Two-Legged Cats

The cat on the left appeared in Nathaniel Hawthorne’s American Magazine of Useful and Entertaining Knowledge in October 1836. It’s difficult to tell from the drawing, but I think she’s missing her left front and right rear legs. “She was active, and would leap on a table, to the height three or four feet. Her gait is odd, as might be supposed, and often she leaps like a frog. … She frequently sits in the posture as given in the annexed drawing, especially when expecting to receive food; and her appearance very singular and rather ludicrous. Though destitute of claws, she is a good mouse-catcher.
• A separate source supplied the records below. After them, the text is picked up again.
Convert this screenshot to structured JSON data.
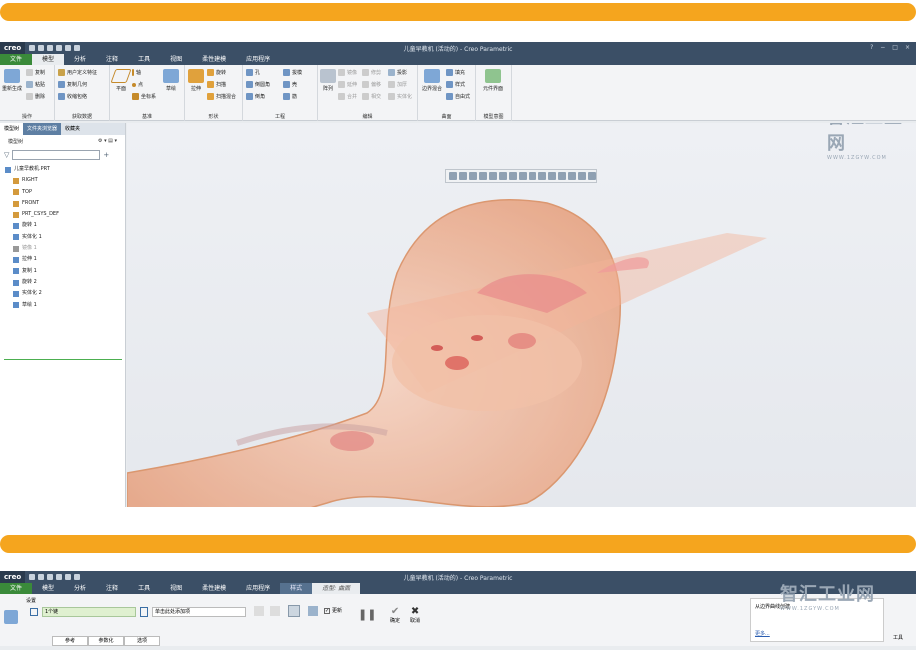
{
  "window": {
    "logo": "creo",
    "title": "儿童早教机 (活动的) - Creo Parametric",
    "controls": [
      "?",
      "−",
      "□",
      "×"
    ]
  },
  "tabs": [
    "文件",
    "模型",
    "分析",
    "注释",
    "工具",
    "视图",
    "柔性建模",
    "应用程序"
  ],
  "ribbon": {
    "groups": {
      "operations": "操作",
      "get_data": "获取数据",
      "datum": "基准",
      "shapes": "形状",
      "engineering": "工程",
      "edit": "编辑",
      "surface": "曲面",
      "model_intent": "模型意图"
    },
    "buttons": {
      "regenerate": "重新生成",
      "copy": "复制",
      "paste": "粘贴",
      "delete": "删除",
      "udf": "用户定义特征",
      "copy_geom": "复制几何",
      "shrinkwrap": "收缩包络",
      "plane": "平面",
      "axis": "轴",
      "point": "点",
      "csys": "坐标系",
      "sketch": "草绘",
      "extrude": "拉伸",
      "revolve": "旋转",
      "sweep": "扫描",
      "swept_blend": "扫描混合",
      "hole": "孔",
      "round": "倒圆角",
      "chamfer": "倒角",
      "draft": "拔模",
      "shell": "壳",
      "rib": "筋",
      "pattern": "阵列",
      "mirror": "镜像",
      "extend": "延伸",
      "trim": "修剪",
      "merge": "合并",
      "intersect": "相交",
      "offset": "偏移",
      "thicken": "加厚",
      "solidify": "实体化",
      "project": "投影",
      "fill": "填充",
      "style": "样式",
      "freestyle": "自由式",
      "boundary_blend": "边界混合",
      "component_interface": "元件界面"
    }
  },
  "model_tree": {
    "pane_tabs": [
      "模型树",
      "文件夹浏览器",
      "收藏夹"
    ],
    "header": "模型树",
    "items": [
      {
        "label": "儿童早教机.PRT",
        "dim": false
      },
      {
        "label": "RIGHT",
        "dim": false
      },
      {
        "label": "TOP",
        "dim": false
      },
      {
        "label": "FRONT",
        "dim": false
      },
      {
        "label": "PRT_CSYS_DEF",
        "dim": false
      },
      {
        "label": "旋转 1",
        "dim": false
      },
      {
        "label": "实体化 1",
        "dim": false
      },
      {
        "label": "镜像 1",
        "dim": true
      },
      {
        "label": "拉伸 1",
        "dim": false
      },
      {
        "label": "复制 1",
        "dim": false
      },
      {
        "label": "旋转 2",
        "dim": false
      },
      {
        "label": "实体化 2",
        "dim": false
      },
      {
        "label": "草绘 1",
        "dim": false
      }
    ]
  },
  "watermark": {
    "big": "智汇工业网",
    "small": "WWW.1ZGYW.COM"
  },
  "window2": {
    "logo": "creo",
    "title": "儿童早教机 (活动的) - Creo Parametric",
    "tabs": [
      "文件",
      "模型",
      "分析",
      "注释",
      "工具",
      "视图",
      "柔性建模",
      "应用程序",
      "样式",
      "造型: 曲面"
    ],
    "settings_label": "设置",
    "count_field": "1个链",
    "add_hint": "单击此处添加项",
    "checkbox_label": "更新",
    "ok_label": "确定",
    "cancel_label": "取消",
    "subtabs": [
      "参考",
      "参数化",
      "选项"
    ],
    "side_text": "从边界曲线创建",
    "more_link": "更多...",
    "tools_label": "工具"
  }
}
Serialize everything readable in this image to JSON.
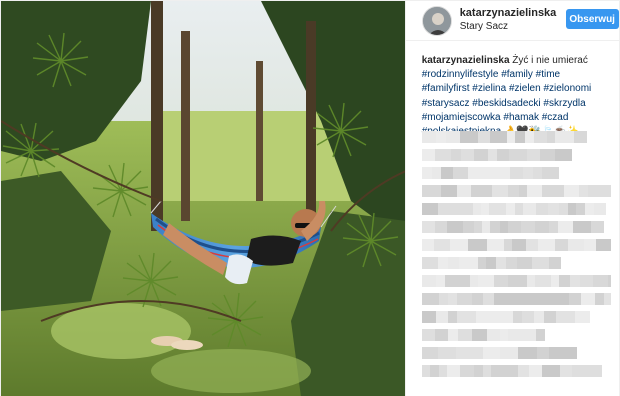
{
  "header": {
    "username": "katarzynazielinska",
    "location": "Stary Sacz",
    "follow_label": "Obserwuj"
  },
  "caption": {
    "username": "katarzynazielinska",
    "text": "Żyć i nie umierać",
    "hashtags": [
      "#rodzinnylifestyle",
      "#family",
      "#time",
      "#familyfirst",
      "#zielina",
      "#zielen",
      "#zielonomi",
      "#starysacz",
      "#beskidsadecki",
      "#skrzydla",
      "#mojamiejscowka",
      "#hamak",
      "#czad",
      "#polskajestpiekna"
    ],
    "emoji": "👌🖤🐝🍃☕✨"
  },
  "colors": {
    "accent": "#3897f0",
    "hashtag": "#003569",
    "pixelated_comments": "#e4e4e4"
  }
}
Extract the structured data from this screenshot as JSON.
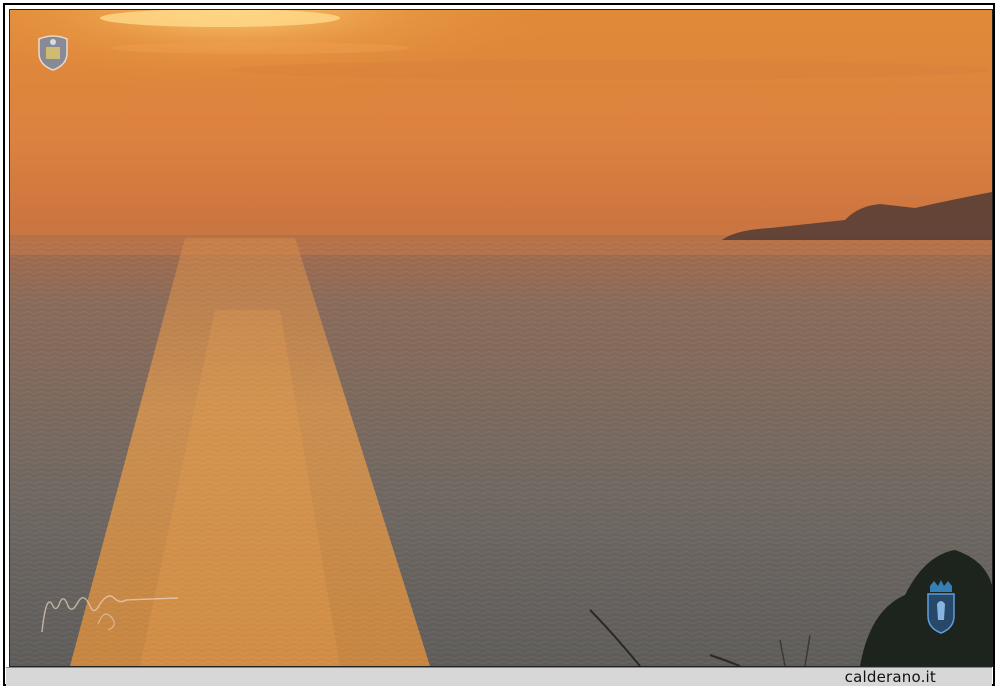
{
  "footer": {
    "site": "calderano.it"
  },
  "watermarks": {
    "top_left": "crest-icon",
    "bottom_right": "crest-icon",
    "signature": "signature-icon"
  },
  "colors": {
    "sky_top": "#e08a3a",
    "sky_horizon": "#c8713c",
    "sea": "#6e6660",
    "sun_glow": "#f7c25a",
    "footer_bg": "#d7d7d7"
  }
}
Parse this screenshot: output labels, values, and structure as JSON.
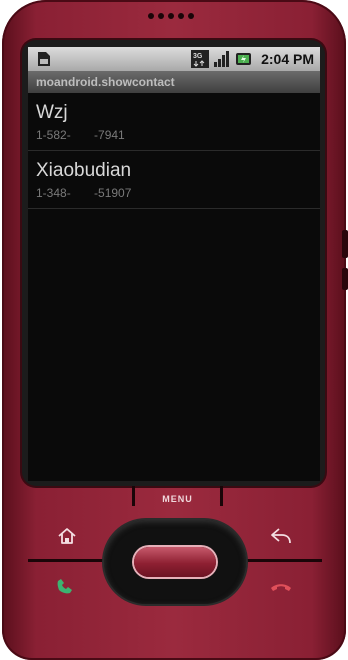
{
  "statusbar": {
    "time": "2:04 PM",
    "icons": [
      "sim-icon",
      "3g-icon",
      "signal-icon",
      "battery-icon"
    ]
  },
  "app": {
    "title": "moandroid.showcontact"
  },
  "contacts": [
    {
      "name": "Wzj",
      "phone": "1-582-       -7941"
    },
    {
      "name": "Xiaobudian",
      "phone": "1-348-       -51907"
    }
  ],
  "hardware": {
    "menu_label": "MENU"
  },
  "colors": {
    "phone_body": "#9b2a3e",
    "screen_bg": "#0a0a0a",
    "call_green": "#3cb371",
    "end_red": "#e0505a"
  }
}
The tail is usually extended, and then she resembles somewhat that singular animal, the kangaroo.”

The other was featured in Arthur’s Home Magazine in July 1891, “a most cheerful, healthy, engaging little creature” whose “fashion of walking was queer, but lively.” She belonged to F.C. Hill, a professor at Princeton, who returned from a two-week trip in spring 1877 to find her dead. “Poor kitty was well and happy while I was with her,” he wrote. “I really think she pined and died as much from loneliness as anything else.” Her skeleton was displayed in the museum at Princeton College, “so that pussy remains as serviceable after death as it was her warm will to be in life.”